TASK OBJECTIVE: Track down every line below that holds "family" and copy it.

──────── DATA SUPPLIED ────────

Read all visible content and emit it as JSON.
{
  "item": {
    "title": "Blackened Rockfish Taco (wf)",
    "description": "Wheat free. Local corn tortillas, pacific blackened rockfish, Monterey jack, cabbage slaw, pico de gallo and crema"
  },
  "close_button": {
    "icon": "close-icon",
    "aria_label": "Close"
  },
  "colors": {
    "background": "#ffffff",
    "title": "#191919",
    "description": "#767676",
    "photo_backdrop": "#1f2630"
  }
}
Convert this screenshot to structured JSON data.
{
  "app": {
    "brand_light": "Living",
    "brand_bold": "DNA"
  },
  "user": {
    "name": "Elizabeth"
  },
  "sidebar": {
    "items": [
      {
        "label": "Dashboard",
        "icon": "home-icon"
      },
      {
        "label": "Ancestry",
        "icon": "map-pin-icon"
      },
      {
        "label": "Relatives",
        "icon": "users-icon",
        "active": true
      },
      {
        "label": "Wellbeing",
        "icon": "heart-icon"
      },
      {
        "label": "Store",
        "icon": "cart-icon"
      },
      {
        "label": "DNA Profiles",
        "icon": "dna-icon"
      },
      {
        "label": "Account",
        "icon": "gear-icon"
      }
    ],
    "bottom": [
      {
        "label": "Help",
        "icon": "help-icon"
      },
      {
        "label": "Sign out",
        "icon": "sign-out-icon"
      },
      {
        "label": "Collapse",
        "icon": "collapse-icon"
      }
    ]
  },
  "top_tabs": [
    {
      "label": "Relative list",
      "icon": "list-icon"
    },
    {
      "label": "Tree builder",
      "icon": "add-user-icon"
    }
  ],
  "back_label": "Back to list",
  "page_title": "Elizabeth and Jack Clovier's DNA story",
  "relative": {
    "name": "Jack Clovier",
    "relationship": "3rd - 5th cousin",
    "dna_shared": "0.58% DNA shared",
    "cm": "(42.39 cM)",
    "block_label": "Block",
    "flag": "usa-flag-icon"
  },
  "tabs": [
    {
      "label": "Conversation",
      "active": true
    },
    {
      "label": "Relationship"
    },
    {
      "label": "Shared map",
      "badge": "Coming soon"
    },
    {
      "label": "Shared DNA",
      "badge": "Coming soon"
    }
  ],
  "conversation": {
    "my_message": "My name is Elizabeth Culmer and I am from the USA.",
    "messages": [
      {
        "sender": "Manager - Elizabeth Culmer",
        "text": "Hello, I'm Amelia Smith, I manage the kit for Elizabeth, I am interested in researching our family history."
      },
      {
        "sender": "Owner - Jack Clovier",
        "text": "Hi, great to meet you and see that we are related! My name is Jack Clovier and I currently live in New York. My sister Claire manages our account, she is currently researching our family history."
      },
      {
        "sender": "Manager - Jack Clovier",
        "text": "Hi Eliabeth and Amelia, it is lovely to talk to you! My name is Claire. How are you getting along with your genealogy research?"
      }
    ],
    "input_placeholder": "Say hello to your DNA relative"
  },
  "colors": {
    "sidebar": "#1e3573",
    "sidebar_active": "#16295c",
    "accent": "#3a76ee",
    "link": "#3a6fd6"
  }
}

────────

EXPECTED ANSWER:
        "text": "Hello, I'm Amelia Smith, I manage the kit for Elizabeth, I am interested in researching our family history."
        "text": "Hi, great to meet you and see that we are related! My name is Jack Clovier and I currently live in New York. My sister Claire manages our account, she is currently researching our family history."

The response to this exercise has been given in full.